The Greeks once ruled the Western world, but now can hardly rule themselves. And the disarray of the Greek economy has led many to compare, a trifle hysterically, America’s budget deficits with those that led Greece to economic catastrophe.
Of course, significant differences remain between America and Greece.
For one thing, even though it’s become politically incoherent over here at times, there has been a gradual reduction of expenditures at the federal level and even more so at the state and local level, where government employment is lower than in years. Households, of course, have economized even more and are paying off debts.
So if we are worried about the U.S. debt — and we are, so much so that we’re willing to take some tax increases to help pay it off — Americans aren’t in the streets rioting.
Yet as if from a Greek tragedy — or is it comedy? — comes John Boehner, speaker of the U.S. House, to promise a budget crisis every year or so.
We were appalled that House conservatives seized on last year’s debt limit vote to demand concessions from the administration. Raising the debt limit is one of those unpleasant necessities of government. If it’s not raised, America’s credit is at risk — and in fact, the debt limit fiasco resulted in the first downgrade from a ratings agency.
Some portrayed Boehner as a victim of the fiasco, but now the speaker has reiterated a foolish demand that any debt limit increase be offset with equal or greater spending cuts or reforms.
We think it’s hostage-taking that involves the financial credibility of the United States.

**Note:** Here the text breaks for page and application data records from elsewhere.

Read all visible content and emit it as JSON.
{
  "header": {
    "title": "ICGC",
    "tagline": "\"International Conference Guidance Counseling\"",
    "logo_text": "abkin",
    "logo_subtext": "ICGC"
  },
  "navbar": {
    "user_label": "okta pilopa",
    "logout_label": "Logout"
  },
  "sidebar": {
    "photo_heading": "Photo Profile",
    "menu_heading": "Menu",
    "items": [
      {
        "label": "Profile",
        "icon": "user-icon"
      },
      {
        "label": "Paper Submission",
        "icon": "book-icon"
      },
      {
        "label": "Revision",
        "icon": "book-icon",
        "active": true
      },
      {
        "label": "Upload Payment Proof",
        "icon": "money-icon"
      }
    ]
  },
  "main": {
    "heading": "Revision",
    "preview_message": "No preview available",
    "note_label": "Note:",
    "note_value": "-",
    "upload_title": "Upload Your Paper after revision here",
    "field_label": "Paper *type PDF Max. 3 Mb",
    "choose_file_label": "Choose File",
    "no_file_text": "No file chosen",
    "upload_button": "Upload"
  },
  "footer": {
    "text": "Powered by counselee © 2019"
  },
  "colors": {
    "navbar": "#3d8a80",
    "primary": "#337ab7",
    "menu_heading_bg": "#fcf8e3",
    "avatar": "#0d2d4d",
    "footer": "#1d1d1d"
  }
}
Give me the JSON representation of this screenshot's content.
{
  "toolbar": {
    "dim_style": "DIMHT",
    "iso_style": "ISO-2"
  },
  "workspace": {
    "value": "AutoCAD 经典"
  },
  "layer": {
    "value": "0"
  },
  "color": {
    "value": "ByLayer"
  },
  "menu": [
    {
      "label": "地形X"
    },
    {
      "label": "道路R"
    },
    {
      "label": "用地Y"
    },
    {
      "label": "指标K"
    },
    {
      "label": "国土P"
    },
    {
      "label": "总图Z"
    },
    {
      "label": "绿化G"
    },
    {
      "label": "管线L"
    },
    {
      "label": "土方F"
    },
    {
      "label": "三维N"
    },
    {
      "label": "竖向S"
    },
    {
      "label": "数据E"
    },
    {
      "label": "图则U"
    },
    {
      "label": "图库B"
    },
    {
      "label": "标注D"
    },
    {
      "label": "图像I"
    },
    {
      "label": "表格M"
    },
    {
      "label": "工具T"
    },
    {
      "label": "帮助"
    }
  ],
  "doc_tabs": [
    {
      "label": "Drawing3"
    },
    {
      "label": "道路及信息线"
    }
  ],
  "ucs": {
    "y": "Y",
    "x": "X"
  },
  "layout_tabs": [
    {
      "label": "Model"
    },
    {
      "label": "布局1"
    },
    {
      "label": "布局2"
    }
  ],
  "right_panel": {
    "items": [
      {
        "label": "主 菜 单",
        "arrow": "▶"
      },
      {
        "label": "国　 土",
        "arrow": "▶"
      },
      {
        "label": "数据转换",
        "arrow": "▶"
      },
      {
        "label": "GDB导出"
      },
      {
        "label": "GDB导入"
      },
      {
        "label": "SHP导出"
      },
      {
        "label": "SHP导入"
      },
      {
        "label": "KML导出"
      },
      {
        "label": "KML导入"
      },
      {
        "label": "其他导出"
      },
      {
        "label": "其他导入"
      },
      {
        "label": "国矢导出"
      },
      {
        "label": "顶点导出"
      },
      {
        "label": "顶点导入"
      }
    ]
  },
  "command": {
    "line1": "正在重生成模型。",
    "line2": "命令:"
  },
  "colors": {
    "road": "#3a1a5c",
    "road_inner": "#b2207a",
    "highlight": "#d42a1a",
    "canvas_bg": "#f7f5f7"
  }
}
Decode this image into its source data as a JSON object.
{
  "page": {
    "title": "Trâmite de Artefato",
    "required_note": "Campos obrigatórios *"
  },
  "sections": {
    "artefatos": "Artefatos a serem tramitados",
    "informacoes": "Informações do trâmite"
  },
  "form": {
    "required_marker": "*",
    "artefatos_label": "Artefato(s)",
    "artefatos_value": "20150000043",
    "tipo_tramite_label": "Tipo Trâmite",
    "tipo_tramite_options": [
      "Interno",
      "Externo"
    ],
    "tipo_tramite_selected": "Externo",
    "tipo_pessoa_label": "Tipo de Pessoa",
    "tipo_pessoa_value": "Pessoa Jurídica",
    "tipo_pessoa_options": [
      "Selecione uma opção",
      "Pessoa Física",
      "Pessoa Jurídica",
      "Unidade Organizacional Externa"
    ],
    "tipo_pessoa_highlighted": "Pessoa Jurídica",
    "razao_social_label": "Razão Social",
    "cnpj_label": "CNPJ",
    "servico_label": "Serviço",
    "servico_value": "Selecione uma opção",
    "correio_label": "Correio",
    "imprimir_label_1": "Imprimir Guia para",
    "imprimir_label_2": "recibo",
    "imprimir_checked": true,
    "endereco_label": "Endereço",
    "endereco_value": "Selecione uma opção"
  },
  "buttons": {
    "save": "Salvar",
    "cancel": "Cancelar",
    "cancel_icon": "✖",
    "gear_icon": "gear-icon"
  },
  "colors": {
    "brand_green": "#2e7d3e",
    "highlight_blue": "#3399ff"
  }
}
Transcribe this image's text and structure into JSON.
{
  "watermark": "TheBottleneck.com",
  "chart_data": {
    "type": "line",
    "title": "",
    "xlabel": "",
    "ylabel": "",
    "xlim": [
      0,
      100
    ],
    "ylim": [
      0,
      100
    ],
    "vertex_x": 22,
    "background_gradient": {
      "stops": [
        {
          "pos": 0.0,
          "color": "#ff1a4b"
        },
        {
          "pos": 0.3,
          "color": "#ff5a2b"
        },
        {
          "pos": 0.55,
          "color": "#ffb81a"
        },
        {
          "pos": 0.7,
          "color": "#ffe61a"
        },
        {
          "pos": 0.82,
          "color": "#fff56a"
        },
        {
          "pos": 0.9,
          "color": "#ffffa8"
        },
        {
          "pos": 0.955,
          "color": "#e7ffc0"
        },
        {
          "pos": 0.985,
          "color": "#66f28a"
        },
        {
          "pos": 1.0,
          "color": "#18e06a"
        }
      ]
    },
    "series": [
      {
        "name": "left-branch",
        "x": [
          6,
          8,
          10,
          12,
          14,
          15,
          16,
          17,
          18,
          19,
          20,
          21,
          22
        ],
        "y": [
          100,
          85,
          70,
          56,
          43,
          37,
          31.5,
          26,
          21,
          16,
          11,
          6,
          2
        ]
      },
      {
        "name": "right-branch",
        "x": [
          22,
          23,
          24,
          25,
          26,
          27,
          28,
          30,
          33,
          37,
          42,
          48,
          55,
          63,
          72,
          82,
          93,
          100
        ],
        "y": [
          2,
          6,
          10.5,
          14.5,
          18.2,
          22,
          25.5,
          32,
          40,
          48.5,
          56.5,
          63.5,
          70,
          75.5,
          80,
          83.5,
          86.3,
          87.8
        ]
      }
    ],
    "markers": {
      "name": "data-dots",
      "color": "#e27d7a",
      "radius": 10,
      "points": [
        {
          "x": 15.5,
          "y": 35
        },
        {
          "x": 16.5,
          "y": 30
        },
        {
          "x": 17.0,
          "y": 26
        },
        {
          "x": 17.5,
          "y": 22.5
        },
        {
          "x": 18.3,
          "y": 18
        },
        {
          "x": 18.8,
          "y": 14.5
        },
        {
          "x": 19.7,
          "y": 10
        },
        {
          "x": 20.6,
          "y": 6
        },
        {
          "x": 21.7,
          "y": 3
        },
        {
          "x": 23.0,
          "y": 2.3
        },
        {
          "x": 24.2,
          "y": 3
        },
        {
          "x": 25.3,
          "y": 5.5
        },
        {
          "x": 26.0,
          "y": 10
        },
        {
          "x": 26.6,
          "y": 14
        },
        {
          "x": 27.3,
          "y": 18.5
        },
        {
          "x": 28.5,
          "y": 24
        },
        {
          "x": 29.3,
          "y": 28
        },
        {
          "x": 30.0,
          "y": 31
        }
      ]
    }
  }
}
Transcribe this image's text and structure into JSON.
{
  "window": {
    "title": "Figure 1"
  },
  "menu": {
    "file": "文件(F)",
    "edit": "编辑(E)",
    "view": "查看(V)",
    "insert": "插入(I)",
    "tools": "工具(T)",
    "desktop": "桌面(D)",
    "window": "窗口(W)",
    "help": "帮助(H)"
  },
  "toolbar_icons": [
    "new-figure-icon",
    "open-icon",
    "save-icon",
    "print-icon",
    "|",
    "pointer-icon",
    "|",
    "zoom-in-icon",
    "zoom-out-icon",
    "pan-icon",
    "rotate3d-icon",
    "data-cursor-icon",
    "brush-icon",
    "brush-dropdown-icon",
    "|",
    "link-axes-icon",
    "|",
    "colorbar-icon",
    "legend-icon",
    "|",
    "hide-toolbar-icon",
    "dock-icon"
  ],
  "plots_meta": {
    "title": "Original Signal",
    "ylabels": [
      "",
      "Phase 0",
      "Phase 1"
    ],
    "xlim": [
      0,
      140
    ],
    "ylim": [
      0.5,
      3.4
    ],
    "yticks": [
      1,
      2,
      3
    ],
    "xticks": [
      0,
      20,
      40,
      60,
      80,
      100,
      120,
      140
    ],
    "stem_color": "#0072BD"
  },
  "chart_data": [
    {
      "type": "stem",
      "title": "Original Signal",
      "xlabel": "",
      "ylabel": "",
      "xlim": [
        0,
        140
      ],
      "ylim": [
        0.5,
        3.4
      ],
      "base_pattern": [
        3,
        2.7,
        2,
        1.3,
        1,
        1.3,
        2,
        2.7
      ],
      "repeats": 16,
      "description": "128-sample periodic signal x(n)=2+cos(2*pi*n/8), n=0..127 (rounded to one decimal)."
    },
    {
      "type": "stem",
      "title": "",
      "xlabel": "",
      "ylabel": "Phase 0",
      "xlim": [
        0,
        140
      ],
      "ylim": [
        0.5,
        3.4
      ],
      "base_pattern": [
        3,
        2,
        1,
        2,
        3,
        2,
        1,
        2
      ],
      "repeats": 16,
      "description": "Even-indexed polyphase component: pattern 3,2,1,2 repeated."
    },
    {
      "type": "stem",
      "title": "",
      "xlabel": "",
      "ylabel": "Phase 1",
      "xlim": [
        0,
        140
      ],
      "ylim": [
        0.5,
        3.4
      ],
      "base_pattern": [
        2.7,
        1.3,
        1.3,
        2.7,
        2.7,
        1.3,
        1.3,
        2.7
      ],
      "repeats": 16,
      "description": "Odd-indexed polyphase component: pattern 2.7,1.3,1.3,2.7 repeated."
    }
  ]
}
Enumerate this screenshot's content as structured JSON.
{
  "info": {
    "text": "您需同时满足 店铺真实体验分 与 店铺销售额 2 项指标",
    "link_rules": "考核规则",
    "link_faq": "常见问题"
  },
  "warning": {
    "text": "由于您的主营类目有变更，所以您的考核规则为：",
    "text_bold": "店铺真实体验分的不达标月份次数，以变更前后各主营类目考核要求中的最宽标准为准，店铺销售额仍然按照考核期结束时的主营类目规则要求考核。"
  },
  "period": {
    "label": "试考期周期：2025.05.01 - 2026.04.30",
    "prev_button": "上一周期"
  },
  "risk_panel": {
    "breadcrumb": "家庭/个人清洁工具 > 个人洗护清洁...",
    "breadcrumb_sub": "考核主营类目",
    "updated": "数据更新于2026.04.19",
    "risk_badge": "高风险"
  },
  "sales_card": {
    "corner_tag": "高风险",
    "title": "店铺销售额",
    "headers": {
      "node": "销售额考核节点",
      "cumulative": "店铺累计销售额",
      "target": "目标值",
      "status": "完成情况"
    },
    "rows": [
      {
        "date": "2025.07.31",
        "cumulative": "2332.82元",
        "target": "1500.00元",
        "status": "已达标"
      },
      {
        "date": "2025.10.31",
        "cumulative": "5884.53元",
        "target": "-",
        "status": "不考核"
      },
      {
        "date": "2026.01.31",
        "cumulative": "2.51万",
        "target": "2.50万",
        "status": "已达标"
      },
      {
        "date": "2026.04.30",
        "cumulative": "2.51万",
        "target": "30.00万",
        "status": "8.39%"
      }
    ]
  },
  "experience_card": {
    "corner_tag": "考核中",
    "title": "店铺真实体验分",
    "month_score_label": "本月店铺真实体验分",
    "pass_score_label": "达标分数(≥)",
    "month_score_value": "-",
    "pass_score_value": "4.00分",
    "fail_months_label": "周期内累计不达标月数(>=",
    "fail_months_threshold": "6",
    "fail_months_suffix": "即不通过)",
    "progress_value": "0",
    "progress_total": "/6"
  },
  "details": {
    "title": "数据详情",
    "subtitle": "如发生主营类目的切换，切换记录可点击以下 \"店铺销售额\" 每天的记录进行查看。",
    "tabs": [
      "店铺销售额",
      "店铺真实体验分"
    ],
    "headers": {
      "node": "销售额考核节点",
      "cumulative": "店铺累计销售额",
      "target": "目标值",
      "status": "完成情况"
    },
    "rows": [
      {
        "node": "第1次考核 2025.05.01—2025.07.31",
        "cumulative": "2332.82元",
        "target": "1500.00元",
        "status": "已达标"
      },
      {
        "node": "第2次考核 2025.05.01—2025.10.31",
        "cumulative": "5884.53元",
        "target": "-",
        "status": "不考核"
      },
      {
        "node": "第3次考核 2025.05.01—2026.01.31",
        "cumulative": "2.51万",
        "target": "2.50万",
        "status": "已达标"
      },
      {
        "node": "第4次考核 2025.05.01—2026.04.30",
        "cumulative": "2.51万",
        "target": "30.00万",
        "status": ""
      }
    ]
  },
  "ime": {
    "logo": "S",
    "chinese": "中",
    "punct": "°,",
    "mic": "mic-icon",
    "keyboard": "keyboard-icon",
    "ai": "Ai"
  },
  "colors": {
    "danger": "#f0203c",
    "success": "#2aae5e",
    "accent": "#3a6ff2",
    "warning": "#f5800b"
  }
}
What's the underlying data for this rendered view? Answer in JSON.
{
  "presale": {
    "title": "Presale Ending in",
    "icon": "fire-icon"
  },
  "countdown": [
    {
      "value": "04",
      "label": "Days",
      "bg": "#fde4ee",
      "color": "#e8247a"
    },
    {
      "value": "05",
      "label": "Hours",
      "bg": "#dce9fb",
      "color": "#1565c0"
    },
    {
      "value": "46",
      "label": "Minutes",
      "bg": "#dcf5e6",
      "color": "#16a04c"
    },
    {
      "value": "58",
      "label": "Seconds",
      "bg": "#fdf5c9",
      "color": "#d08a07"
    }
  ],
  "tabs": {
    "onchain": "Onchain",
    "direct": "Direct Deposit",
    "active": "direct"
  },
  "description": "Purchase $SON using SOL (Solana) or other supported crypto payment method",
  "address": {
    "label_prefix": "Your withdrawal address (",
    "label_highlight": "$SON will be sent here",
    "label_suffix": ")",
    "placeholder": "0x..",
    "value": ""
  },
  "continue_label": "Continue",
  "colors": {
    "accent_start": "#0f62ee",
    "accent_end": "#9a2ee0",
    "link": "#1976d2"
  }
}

We don’t know if there’s a Greek proverb along the lines of “never take a hostage you’re not willing to kill.” But if Boehner is ready to contemplate an actual default of the U.S. government on its financial obligations, even to wait until the last minute in extortionate negotiations, he is ensuring a Greek financial crisis every year or so in Washington.
We think the United States must address both its deficit and debt addictions, but we also think Boehner has chosen absolutely the wrong place to fight a budget battle. And we hope the speaker reconsiders before the next debt limit vote. That fiasco drove the approval rating of the Congress down to single digits.